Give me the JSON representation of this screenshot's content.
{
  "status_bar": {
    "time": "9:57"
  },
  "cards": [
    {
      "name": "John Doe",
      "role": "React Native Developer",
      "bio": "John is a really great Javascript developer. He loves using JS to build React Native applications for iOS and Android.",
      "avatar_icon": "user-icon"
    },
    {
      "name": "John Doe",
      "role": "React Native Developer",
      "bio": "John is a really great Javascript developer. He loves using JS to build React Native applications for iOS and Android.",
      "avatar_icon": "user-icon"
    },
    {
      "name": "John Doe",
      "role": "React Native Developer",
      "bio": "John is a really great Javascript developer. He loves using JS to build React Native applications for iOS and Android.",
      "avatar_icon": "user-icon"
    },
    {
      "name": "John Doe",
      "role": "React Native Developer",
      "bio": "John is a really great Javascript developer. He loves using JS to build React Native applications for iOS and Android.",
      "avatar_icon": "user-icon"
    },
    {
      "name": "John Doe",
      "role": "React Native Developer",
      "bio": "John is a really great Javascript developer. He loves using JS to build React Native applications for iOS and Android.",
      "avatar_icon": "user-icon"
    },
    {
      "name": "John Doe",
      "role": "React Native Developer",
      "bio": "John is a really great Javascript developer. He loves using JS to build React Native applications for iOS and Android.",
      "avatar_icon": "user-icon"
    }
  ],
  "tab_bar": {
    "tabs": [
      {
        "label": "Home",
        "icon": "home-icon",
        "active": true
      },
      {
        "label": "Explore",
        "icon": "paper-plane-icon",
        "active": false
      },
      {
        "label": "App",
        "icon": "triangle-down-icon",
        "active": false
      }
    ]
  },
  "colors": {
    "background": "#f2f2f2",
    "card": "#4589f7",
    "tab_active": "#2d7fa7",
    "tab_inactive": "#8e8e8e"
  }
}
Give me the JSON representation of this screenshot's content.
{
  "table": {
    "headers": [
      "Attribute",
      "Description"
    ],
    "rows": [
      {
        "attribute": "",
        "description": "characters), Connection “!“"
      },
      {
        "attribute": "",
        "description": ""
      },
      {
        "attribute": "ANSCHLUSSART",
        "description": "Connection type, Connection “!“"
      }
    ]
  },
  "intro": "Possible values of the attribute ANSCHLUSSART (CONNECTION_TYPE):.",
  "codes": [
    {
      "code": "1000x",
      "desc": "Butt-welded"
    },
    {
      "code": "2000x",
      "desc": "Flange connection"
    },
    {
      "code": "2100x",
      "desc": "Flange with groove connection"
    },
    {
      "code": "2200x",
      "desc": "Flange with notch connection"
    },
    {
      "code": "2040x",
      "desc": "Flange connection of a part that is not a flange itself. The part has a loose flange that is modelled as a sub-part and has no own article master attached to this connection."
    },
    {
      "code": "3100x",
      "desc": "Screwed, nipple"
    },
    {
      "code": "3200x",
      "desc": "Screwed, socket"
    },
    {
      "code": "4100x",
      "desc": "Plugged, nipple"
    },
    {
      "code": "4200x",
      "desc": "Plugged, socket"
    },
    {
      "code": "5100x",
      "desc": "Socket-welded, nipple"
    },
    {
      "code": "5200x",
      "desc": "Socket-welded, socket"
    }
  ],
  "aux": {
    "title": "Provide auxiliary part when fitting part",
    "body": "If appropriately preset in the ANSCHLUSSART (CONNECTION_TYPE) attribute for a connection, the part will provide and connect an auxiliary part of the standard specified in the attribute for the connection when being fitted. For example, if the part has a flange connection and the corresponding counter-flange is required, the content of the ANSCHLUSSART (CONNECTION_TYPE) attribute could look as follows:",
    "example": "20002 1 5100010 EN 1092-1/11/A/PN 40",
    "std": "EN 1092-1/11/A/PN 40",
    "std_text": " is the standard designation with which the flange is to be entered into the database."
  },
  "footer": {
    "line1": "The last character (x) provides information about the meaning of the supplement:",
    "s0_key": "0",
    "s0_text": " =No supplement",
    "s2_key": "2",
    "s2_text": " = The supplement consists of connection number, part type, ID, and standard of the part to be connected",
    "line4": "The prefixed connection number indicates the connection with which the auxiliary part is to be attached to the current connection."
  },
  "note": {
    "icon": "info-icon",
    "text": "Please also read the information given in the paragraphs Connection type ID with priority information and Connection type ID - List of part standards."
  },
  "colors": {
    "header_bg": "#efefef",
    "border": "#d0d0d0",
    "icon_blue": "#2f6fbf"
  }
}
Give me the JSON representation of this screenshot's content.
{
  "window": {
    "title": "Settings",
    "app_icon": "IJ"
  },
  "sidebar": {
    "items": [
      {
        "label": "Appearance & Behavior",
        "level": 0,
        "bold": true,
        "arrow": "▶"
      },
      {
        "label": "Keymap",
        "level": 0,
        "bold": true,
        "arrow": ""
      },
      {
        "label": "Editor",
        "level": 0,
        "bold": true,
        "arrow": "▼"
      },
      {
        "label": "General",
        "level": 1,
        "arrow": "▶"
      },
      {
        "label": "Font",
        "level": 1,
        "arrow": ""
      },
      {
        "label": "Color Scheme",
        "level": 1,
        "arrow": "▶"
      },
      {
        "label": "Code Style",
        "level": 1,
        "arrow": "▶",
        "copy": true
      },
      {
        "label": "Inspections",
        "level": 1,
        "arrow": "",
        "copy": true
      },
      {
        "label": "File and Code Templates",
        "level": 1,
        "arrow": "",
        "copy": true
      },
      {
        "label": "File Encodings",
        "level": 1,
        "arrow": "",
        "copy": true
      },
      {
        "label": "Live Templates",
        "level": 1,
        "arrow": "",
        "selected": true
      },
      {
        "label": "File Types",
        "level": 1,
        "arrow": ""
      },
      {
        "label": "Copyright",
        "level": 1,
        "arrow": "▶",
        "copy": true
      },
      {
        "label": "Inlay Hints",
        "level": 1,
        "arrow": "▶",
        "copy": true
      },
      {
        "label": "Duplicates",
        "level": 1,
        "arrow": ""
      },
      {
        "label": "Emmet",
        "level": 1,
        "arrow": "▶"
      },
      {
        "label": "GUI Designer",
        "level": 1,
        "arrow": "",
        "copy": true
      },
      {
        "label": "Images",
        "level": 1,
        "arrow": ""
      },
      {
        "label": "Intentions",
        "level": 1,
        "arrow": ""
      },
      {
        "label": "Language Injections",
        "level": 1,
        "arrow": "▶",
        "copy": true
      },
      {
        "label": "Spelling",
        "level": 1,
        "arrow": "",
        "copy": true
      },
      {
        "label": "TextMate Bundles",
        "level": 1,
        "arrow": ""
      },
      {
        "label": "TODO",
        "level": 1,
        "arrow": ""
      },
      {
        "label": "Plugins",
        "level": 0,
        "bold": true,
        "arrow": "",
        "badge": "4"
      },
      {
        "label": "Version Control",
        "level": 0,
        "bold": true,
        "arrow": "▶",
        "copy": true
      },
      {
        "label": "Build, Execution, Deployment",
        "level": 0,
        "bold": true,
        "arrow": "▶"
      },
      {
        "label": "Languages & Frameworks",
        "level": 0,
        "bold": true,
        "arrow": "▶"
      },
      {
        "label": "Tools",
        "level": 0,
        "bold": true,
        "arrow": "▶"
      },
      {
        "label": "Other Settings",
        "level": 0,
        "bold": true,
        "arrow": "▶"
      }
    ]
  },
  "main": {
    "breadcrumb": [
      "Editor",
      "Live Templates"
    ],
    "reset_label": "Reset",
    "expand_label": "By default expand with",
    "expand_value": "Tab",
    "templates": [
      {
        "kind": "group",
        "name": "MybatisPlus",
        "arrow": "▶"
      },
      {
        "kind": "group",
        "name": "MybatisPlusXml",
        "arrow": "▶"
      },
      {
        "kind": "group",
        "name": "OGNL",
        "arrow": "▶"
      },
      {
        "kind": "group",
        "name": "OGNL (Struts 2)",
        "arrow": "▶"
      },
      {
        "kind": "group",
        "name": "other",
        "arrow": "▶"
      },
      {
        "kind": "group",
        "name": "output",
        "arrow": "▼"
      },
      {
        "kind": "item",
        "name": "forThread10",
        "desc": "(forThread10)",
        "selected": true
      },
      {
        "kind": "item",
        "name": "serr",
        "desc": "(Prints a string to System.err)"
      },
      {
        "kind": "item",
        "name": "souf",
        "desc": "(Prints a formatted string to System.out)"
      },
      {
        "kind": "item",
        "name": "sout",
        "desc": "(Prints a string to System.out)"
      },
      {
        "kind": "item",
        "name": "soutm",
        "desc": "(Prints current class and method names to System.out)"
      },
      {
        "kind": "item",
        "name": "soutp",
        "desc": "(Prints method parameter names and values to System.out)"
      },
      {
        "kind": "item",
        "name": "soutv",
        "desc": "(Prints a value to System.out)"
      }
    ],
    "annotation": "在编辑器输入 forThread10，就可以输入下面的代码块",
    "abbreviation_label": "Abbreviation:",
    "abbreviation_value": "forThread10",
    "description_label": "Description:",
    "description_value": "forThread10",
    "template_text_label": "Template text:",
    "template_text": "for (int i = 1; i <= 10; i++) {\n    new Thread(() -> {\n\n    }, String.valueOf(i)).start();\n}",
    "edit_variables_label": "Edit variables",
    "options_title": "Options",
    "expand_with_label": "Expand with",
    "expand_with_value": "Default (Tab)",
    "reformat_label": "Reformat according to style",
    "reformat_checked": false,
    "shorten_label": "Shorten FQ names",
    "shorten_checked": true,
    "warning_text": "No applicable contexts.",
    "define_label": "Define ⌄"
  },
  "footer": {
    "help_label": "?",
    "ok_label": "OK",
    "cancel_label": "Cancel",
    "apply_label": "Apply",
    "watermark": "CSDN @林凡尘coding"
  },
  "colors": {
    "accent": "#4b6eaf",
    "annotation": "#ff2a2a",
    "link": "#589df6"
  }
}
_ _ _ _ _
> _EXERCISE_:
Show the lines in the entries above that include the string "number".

> _RESULT OF THE TASK_:
    "s2_text": " = The supplement consists of connection number, part type, ID, and standard of the part to be connected",
    "line4": "The prefixed connection number indicates the connection with which the auxiliary part is to be attached to the current connection."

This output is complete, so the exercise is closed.